Task to carry out
How many lines of the data contain "text"? Reply with the number alone.

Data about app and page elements

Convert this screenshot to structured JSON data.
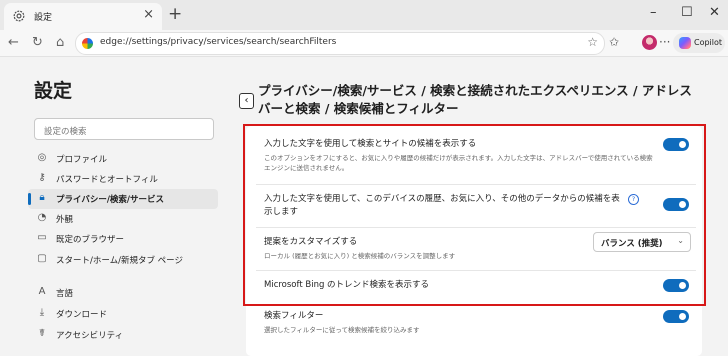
{
  "browser": {
    "tab_title": "設定",
    "url": "edge://settings/privacy/services/search/searchFilters",
    "copilot_label": "Copilot"
  },
  "sidebar": {
    "title": "設定",
    "search_placeholder": "設定の検索",
    "items": [
      {
        "label": "プロファイル",
        "icon": "profile-icon"
      },
      {
        "label": "パスワードとオートフィル",
        "icon": "key-icon"
      },
      {
        "label": "プライバシー/検索/サービス",
        "icon": "lock-icon",
        "active": true
      },
      {
        "label": "外観",
        "icon": "appearance-icon"
      },
      {
        "label": "既定のブラウザー",
        "icon": "browser-icon"
      },
      {
        "label": "スタート/ホーム/新規タブ ページ",
        "icon": "home-icon"
      },
      {
        "label": "言語",
        "icon": "language-icon"
      },
      {
        "label": "ダウンロード",
        "icon": "download-icon"
      },
      {
        "label": "アクセシビリティ",
        "icon": "accessibility-icon"
      }
    ]
  },
  "main": {
    "title": "プライバシー/検索/サービス / 検索と接続されたエクスペリエンス / アドレス バーと検索 / 検索候補とフィルター",
    "settings": [
      {
        "title": "入力した文字を使用して検索とサイトの候補を表示する",
        "desc": "このオプションをオフにすると、お気に入りや履歴の候補だけが表示されます。入力した文字は、アドレスバーで使用されている検索エンジンに送信されません。",
        "enabled": true
      },
      {
        "title": "入力した文字を使用して、このデバイスの履歴、お気に入り、その他のデータからの候補を表示します",
        "desc": "",
        "enabled": true
      },
      {
        "title": "提案をカスタマイズする",
        "desc": "ローカル (履歴とお気に入り) と検索候補のバランスを調整します",
        "select_value": "バランス (推奨)"
      },
      {
        "title": "Microsoft Bing のトレンド検索を表示する",
        "desc": "",
        "enabled": true
      },
      {
        "title": "検索フィルター",
        "desc": "選択したフィルターに従って検索候補を絞り込みます",
        "enabled": true
      }
    ]
  },
  "colors": {
    "accent": "#0f6cbd",
    "highlight_border": "#d71818"
  }
}
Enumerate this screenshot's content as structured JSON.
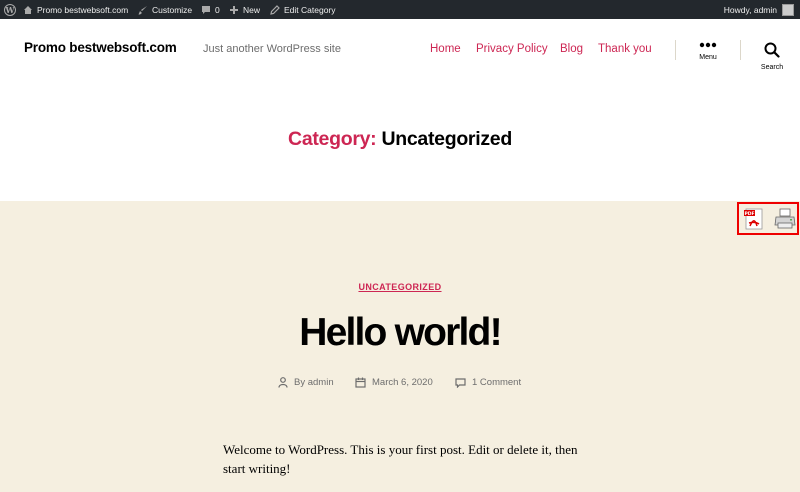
{
  "admin_bar": {
    "site_name": "Promo bestwebsoft.com",
    "customize": "Customize",
    "comments_count": "0",
    "new": "New",
    "edit_category": "Edit Category",
    "howdy": "Howdy, admin"
  },
  "header": {
    "site_title": "Promo bestwebsoft.com",
    "tagline": "Just another WordPress site",
    "nav": [
      "Home",
      "Privacy Policy",
      "Blog",
      "Thank you"
    ],
    "menu_label": "Menu",
    "search_label": "Search"
  },
  "archive": {
    "prefix": "Category:",
    "name": "Uncategorized"
  },
  "post": {
    "category": "UNCATEGORIZED",
    "title": "Hello world!",
    "author": "By admin",
    "date": "March 6, 2020",
    "comments": "1 Comment",
    "excerpt": "Welcome to WordPress. This is your first post. Edit or delete it, then start writing!"
  },
  "colors": {
    "accent": "#cd2653",
    "admin_bar_bg": "#23282d",
    "content_bg": "#f5efe0",
    "highlight_border": "#ee0000"
  },
  "icons": {
    "pdf": "pdf-icon",
    "print": "printer-icon"
  }
}
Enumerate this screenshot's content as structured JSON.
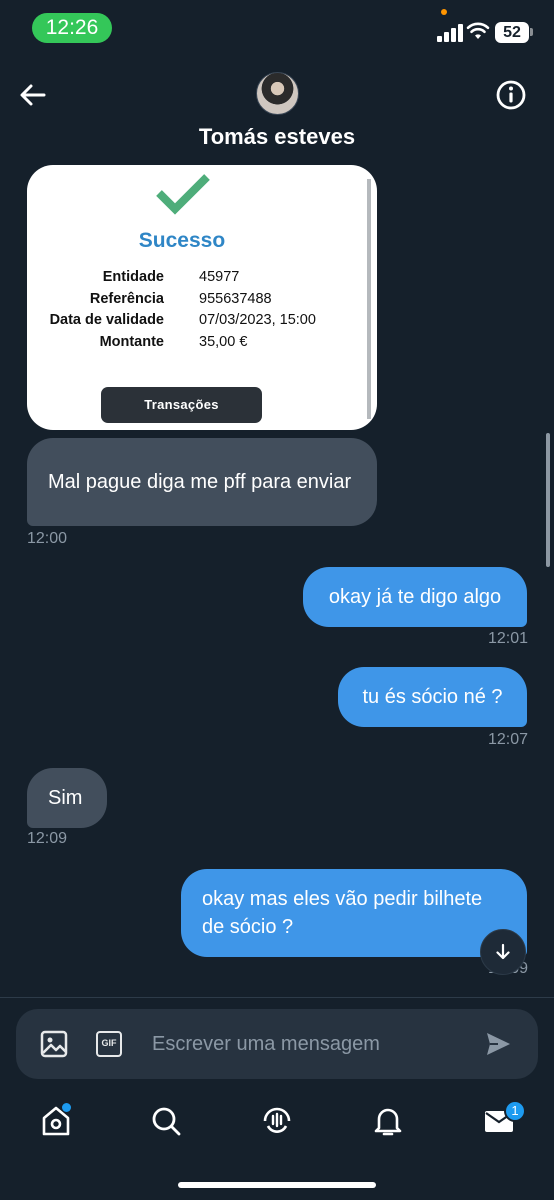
{
  "status_bar": {
    "time": "12:26",
    "battery": "52"
  },
  "header": {
    "contact_name": "Tomás esteves"
  },
  "receipt": {
    "title": "Sucesso",
    "rows": [
      {
        "label": "Entidade",
        "value": "45977"
      },
      {
        "label": "Referência",
        "value": "955637488"
      },
      {
        "label": "Data de validade",
        "value": "07/03/2023, 15:00"
      },
      {
        "label": "Montante",
        "value": "35,00 €"
      }
    ],
    "button_label": "Transações"
  },
  "messages": [
    {
      "direction": "in",
      "text": "Mal pague diga me pff para enviar",
      "time": "12:00"
    },
    {
      "direction": "out",
      "text": "okay já te digo algo",
      "time": "12:01"
    },
    {
      "direction": "out",
      "text": "tu és sócio né ?",
      "time": "12:07"
    },
    {
      "direction": "in",
      "text": "Sim",
      "time": "12:09"
    },
    {
      "direction": "out",
      "text": "okay mas eles vão pedir bilhete de sócio ?",
      "time": "12:09"
    }
  ],
  "composer": {
    "placeholder": "Escrever uma mensagem",
    "gif_label": "GIF"
  },
  "bottom_nav": {
    "items": [
      "home-icon",
      "search-icon",
      "spaces-icon",
      "bell-icon",
      "mail-icon"
    ],
    "messages_badge": "1"
  },
  "colors": {
    "background": "#15202b",
    "outgoing_bubble": "#3f96e8",
    "incoming_bubble": "#424e5c",
    "success_green": "#4ead7a",
    "accent": "#1d9bf0"
  }
}
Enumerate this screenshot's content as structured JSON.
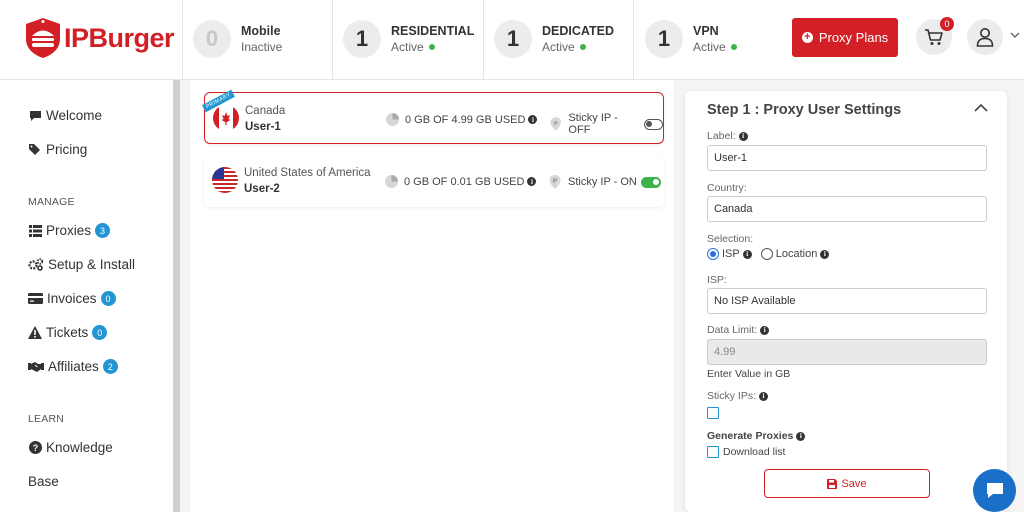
{
  "brand": {
    "name": "IPBurger",
    "accent": "#d32027"
  },
  "header": {
    "stats": [
      {
        "count": "0",
        "title": "Mobile",
        "status": "Inactive",
        "active": false
      },
      {
        "count": "1",
        "title": "RESIDENTIAL",
        "status": "Active",
        "active": true
      },
      {
        "count": "1",
        "title": "DEDICATED",
        "status": "Active",
        "active": true
      },
      {
        "count": "1",
        "title": "VPN",
        "status": "Active",
        "active": true
      }
    ],
    "proxy_plans_label": "Proxy Plans",
    "cart_count": "0"
  },
  "sidebar": {
    "items": [
      {
        "label": "Welcome",
        "icon": "comment-icon"
      },
      {
        "label": "Pricing",
        "icon": "tags-icon"
      }
    ],
    "manage_title": "MANAGE",
    "manage": [
      {
        "label": "Proxies",
        "badge": "3",
        "icon": "list-icon"
      },
      {
        "label": "Setup & Install",
        "icon": "cogs-icon"
      },
      {
        "label": "Invoices",
        "badge": "0",
        "icon": "credit-card-icon"
      },
      {
        "label": "Tickets",
        "badge": "0",
        "icon": "warning-icon"
      },
      {
        "label": "Affiliates",
        "badge": "2",
        "icon": "handshake-icon"
      }
    ],
    "learn_title": "LEARN",
    "learn": [
      {
        "label": "Knowledge",
        "icon": "question-circle-icon"
      },
      {
        "label": "Base"
      }
    ]
  },
  "proxies": [
    {
      "country": "Canada",
      "user": "User-1",
      "usage": "0 GB OF 4.99 GB USED",
      "sticky": "Sticky IP - OFF",
      "sticky_on": false,
      "ribbon": "PRIMARY",
      "selected": true
    },
    {
      "country": "United States of America",
      "user": "User-2",
      "usage": "0 GB OF 0.01 GB USED",
      "sticky": "Sticky IP - ON",
      "sticky_on": true,
      "selected": false
    }
  ],
  "settings": {
    "title": "Step 1 : Proxy User Settings",
    "label_label": "Label:",
    "label_value": "User-1",
    "country_label": "Country:",
    "country_value": "Canada",
    "selection_label": "Selection:",
    "selection_options": [
      "ISP",
      "Location"
    ],
    "selection_selected": "ISP",
    "isp_label": "ISP:",
    "isp_value": "No ISP Available",
    "data_limit_label": "Data Limit:",
    "data_limit_value": "4.99",
    "data_limit_hint": "Enter Value in GB",
    "sticky_label": "Sticky IPs:",
    "generate_label": "Generate Proxies",
    "download_label": "Download list",
    "save_label": "Save"
  }
}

Answer space
5